▸ Exercise goal:
Write every entry out again with no changes, and leave the images behind.

▸ Data for processing:
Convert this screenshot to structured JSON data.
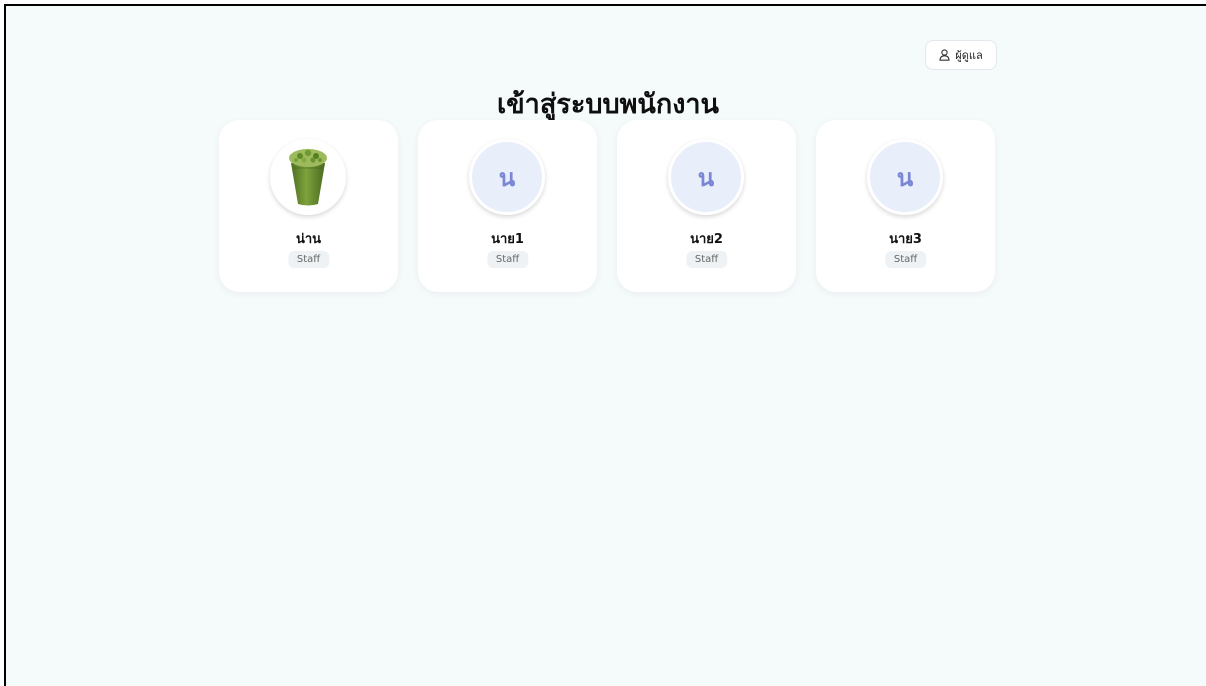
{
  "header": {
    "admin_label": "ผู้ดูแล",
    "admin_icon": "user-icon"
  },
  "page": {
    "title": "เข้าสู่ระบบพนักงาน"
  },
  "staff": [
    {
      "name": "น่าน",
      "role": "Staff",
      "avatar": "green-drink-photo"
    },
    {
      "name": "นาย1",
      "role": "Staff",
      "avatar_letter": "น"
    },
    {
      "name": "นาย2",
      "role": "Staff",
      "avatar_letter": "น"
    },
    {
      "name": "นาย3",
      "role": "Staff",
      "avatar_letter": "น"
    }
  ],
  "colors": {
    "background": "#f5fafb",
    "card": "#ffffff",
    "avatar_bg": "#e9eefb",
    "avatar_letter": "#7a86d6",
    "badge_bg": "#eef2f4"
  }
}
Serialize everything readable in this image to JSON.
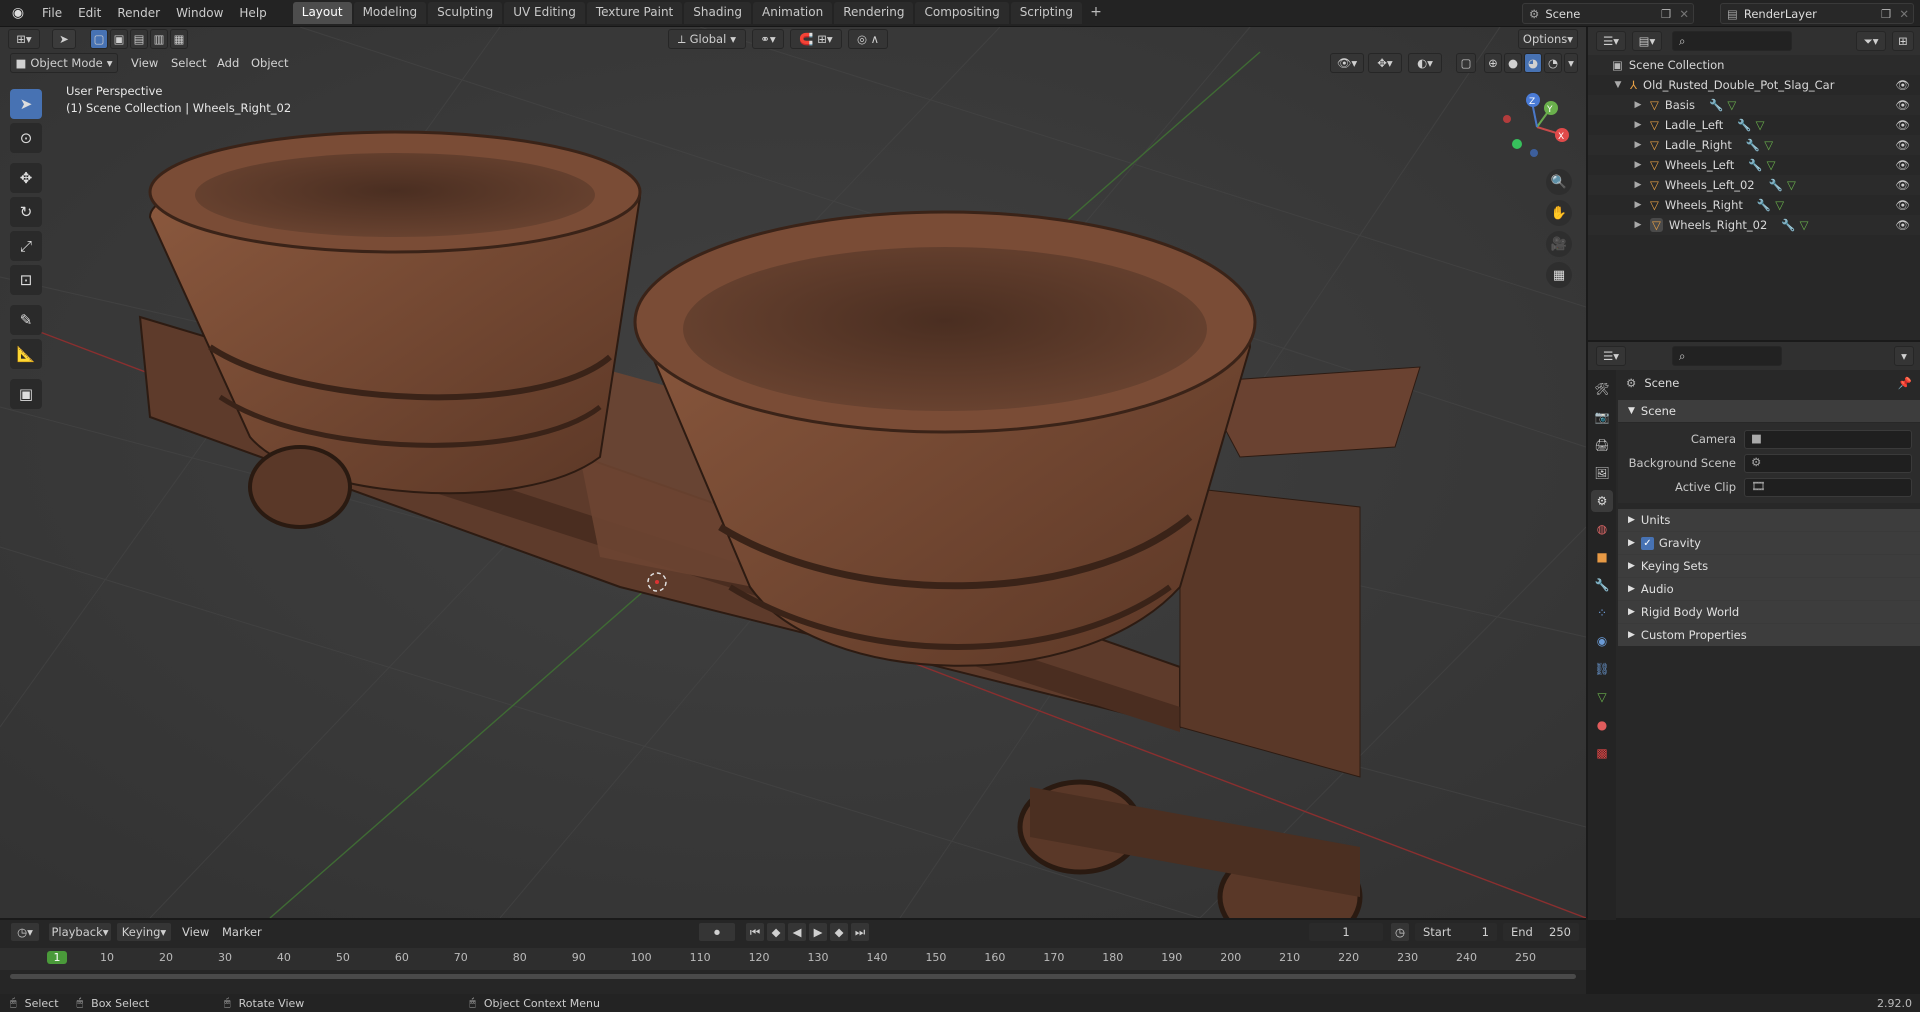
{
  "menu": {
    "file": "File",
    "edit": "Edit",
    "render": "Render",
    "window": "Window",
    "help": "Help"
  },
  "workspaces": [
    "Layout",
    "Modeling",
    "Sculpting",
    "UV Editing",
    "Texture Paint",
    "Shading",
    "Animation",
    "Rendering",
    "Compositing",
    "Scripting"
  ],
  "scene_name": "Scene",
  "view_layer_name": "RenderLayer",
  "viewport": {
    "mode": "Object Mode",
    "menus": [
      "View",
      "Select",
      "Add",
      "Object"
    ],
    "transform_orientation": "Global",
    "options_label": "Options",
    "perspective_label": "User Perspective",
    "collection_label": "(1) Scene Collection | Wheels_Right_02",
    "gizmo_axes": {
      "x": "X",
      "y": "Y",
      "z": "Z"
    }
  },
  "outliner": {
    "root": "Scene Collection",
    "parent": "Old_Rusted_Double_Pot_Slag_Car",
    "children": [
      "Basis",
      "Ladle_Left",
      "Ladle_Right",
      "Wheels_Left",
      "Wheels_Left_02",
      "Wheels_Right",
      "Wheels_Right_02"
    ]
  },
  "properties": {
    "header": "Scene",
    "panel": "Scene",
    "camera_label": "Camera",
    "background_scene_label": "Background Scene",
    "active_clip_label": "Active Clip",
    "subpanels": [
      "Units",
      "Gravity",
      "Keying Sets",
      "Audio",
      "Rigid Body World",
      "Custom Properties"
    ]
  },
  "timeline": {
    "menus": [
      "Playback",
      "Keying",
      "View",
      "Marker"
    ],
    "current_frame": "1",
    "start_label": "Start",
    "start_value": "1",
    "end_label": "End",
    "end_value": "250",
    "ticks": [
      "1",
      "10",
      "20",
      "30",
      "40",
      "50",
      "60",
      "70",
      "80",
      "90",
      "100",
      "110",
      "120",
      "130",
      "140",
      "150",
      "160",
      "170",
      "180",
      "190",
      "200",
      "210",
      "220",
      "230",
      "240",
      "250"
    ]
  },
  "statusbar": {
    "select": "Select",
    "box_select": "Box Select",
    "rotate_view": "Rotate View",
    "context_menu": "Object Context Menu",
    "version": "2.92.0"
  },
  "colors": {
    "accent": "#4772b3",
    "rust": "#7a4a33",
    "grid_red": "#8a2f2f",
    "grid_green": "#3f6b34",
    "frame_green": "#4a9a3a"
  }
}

▸ Result:
Convert this screenshot to structured JSON data.
{
  "header": {
    "admin_label": "ผู้ดูแล",
    "admin_icon": "user-icon"
  },
  "page": {
    "title": "เข้าสู่ระบบพนักงาน"
  },
  "staff": [
    {
      "name": "น่าน",
      "role": "Staff",
      "avatar": "green-drink-photo"
    },
    {
      "name": "นาย1",
      "role": "Staff",
      "avatar_letter": "น"
    },
    {
      "name": "นาย2",
      "role": "Staff",
      "avatar_letter": "น"
    },
    {
      "name": "นาย3",
      "role": "Staff",
      "avatar_letter": "น"
    }
  ],
  "colors": {
    "background": "#f5fafb",
    "card": "#ffffff",
    "avatar_bg": "#e9eefb",
    "avatar_letter": "#7a86d6",
    "badge_bg": "#eef2f4"
  }
}
Serialize everything readable in this image to JSON.
{
  "menu": {
    "file": "File",
    "edit": "Edit",
    "render": "Render",
    "window": "Window",
    "help": "Help"
  },
  "workspaces": [
    "Layout",
    "Modeling",
    "Sculpting",
    "UV Editing",
    "Texture Paint",
    "Shading",
    "Animation",
    "Rendering",
    "Compositing",
    "Scripting"
  ],
  "scene_name": "Scene",
  "view_layer_name": "RenderLayer",
  "viewport": {
    "mode": "Object Mode",
    "menus": [
      "View",
      "Select",
      "Add",
      "Object"
    ],
    "transform_orientation": "Global",
    "options_label": "Options",
    "perspective_label": "User Perspective",
    "collection_label": "(1) Scene Collection | Wheels_Right_02",
    "gizmo_axes": {
      "x": "X",
      "y": "Y",
      "z": "Z"
    }
  },
  "outliner": {
    "root": "Scene Collection",
    "parent": "Old_Rusted_Double_Pot_Slag_Car",
    "children": [
      "Basis",
      "Ladle_Left",
      "Ladle_Right",
      "Wheels_Left",
      "Wheels_Left_02",
      "Wheels_Right",
      "Wheels_Right_02"
    ]
  },
  "properties": {
    "header": "Scene",
    "panel": "Scene",
    "camera_label": "Camera",
    "background_scene_label": "Background Scene",
    "active_clip_label": "Active Clip",
    "subpanels": [
      "Units",
      "Gravity",
      "Keying Sets",
      "Audio",
      "Rigid Body World",
      "Custom Properties"
    ]
  },
  "timeline": {
    "menus": [
      "Playback",
      "Keying",
      "View",
      "Marker"
    ],
    "current_frame": "1",
    "start_label": "Start",
    "start_value": "1",
    "end_label": "End",
    "end_value": "250",
    "ticks": [
      "1",
      "10",
      "20",
      "30",
      "40",
      "50",
      "60",
      "70",
      "80",
      "90",
      "100",
      "110",
      "120",
      "130",
      "140",
      "150",
      "160",
      "170",
      "180",
      "190",
      "200",
      "210",
      "220",
      "230",
      "240",
      "250"
    ]
  },
  "statusbar": {
    "select": "Select",
    "box_select": "Box Select",
    "rotate_view": "Rotate View",
    "context_menu": "Object Context Menu",
    "version": "2.92.0"
  },
  "colors": {
    "accent": "#4772b3",
    "rust": "#7a4a33",
    "grid_red": "#8a2f2f",
    "grid_green": "#3f6b34",
    "frame_green": "#4a9a3a"
  }
}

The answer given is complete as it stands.